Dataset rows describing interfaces
^^^^

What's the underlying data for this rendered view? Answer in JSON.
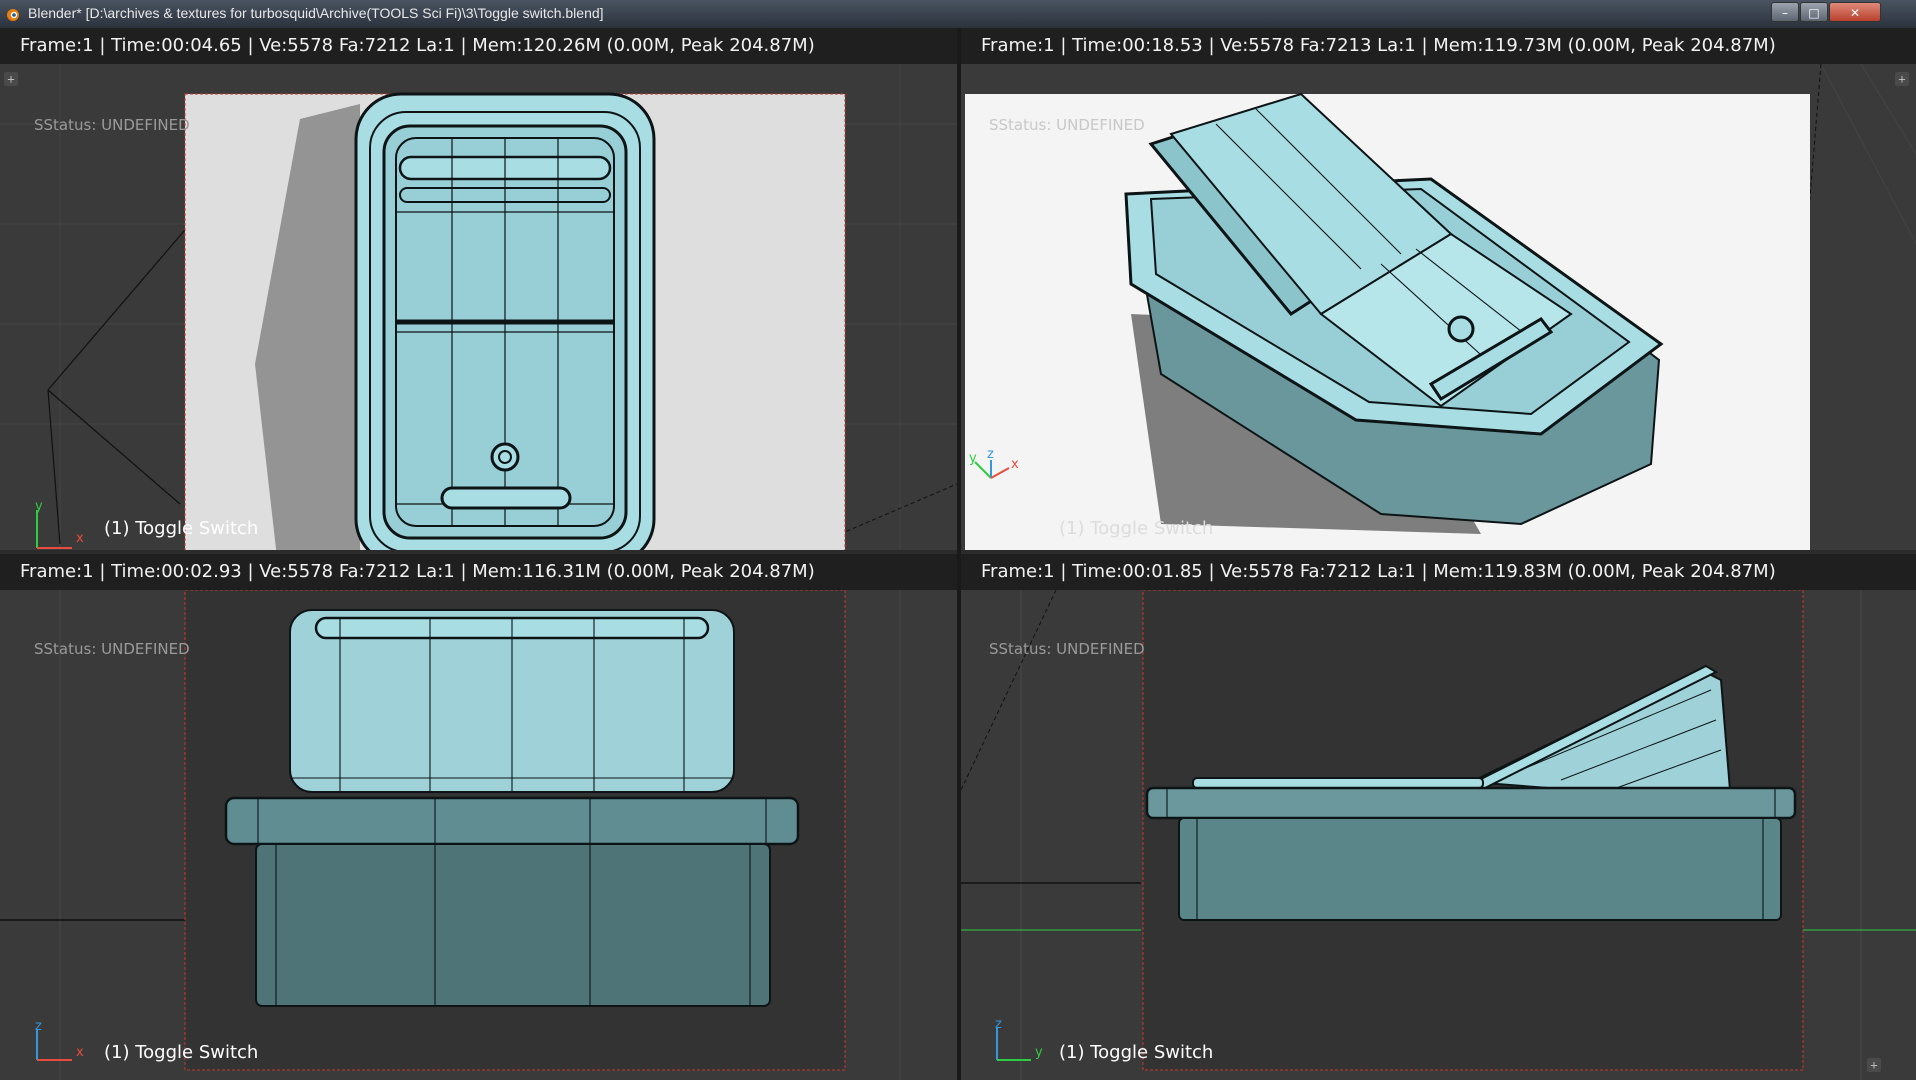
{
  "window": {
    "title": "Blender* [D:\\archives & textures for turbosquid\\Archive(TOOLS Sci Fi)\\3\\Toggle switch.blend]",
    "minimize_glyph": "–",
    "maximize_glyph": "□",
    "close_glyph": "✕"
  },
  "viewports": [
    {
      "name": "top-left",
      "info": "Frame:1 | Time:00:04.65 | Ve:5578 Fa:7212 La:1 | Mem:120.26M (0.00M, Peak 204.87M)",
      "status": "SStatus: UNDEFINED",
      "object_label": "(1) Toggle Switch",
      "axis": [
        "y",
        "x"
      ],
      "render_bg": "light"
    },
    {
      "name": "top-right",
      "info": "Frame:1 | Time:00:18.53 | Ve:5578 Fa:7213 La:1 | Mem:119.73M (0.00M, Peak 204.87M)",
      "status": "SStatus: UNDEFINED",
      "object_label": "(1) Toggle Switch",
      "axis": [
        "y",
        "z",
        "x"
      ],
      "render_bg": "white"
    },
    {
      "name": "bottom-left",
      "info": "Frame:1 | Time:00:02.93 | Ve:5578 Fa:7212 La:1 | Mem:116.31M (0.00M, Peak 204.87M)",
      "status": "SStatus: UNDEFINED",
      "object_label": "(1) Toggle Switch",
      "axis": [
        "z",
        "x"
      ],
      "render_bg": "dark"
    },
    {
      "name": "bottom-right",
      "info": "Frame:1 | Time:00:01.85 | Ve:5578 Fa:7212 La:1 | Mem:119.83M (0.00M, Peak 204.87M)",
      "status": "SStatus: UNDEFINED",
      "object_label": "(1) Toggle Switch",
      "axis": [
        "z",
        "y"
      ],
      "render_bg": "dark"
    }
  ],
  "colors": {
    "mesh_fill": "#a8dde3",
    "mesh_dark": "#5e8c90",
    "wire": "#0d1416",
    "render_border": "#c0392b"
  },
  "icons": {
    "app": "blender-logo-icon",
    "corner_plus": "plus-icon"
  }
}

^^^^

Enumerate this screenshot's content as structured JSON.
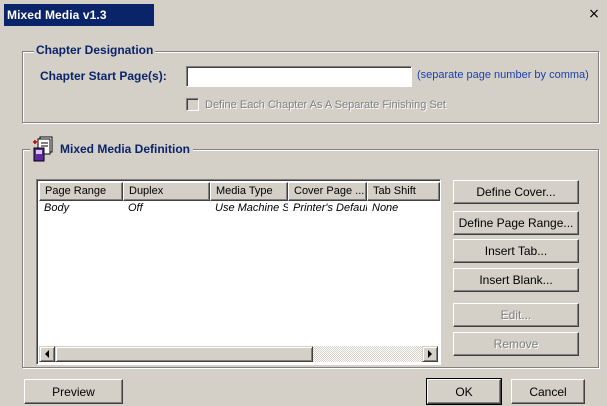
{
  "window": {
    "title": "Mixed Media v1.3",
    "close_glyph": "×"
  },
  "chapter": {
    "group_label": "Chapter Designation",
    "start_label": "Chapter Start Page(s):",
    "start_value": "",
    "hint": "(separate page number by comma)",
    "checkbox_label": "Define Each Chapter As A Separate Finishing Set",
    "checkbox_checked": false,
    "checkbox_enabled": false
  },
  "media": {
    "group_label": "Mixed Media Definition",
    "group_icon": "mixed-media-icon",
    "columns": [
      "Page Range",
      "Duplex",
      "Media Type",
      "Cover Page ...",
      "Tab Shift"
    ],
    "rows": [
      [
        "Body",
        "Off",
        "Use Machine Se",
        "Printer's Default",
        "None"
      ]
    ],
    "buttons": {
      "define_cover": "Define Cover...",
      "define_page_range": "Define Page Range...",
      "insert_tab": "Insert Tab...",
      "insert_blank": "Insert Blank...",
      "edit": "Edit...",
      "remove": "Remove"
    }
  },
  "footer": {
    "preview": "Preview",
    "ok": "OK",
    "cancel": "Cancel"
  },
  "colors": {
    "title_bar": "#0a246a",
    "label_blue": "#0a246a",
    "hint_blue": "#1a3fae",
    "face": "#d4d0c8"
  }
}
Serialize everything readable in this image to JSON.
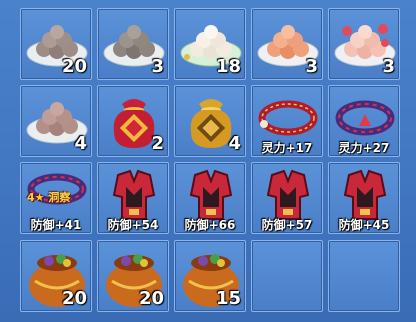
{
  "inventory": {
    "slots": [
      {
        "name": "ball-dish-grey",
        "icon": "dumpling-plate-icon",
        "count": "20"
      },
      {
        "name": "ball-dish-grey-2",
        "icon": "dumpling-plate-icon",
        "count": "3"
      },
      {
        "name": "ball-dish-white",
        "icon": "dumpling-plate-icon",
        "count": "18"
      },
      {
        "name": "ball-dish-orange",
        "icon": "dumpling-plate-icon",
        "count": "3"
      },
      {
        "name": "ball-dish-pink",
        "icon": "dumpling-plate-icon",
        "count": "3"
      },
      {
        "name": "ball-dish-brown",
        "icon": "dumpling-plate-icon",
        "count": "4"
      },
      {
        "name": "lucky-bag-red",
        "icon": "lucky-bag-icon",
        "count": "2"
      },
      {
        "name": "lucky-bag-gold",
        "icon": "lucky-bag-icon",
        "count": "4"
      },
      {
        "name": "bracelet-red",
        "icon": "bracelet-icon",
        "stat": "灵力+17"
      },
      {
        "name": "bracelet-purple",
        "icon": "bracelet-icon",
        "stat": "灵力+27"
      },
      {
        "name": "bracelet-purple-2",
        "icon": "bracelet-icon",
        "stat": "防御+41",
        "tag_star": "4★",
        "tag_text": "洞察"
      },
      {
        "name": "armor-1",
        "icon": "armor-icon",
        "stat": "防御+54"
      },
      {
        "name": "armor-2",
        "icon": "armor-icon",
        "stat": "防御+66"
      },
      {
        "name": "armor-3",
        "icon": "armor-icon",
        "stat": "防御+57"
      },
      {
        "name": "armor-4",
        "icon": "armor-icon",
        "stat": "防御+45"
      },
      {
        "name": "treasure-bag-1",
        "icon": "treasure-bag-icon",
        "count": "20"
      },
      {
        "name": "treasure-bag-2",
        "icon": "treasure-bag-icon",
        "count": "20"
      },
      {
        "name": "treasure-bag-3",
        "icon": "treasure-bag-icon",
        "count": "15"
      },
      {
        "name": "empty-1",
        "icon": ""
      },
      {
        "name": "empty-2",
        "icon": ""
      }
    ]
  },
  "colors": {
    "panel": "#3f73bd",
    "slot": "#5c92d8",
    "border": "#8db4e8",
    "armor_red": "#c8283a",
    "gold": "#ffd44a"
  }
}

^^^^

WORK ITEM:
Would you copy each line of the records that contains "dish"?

SOLUTION FOR THIS PROBLEM:
        "name": "ball-dish-grey",
        "name": "ball-dish-grey-2",
        "name": "ball-dish-white",
        "name": "ball-dish-orange",
        "name": "ball-dish-pink",
        "name": "ball-dish-brown",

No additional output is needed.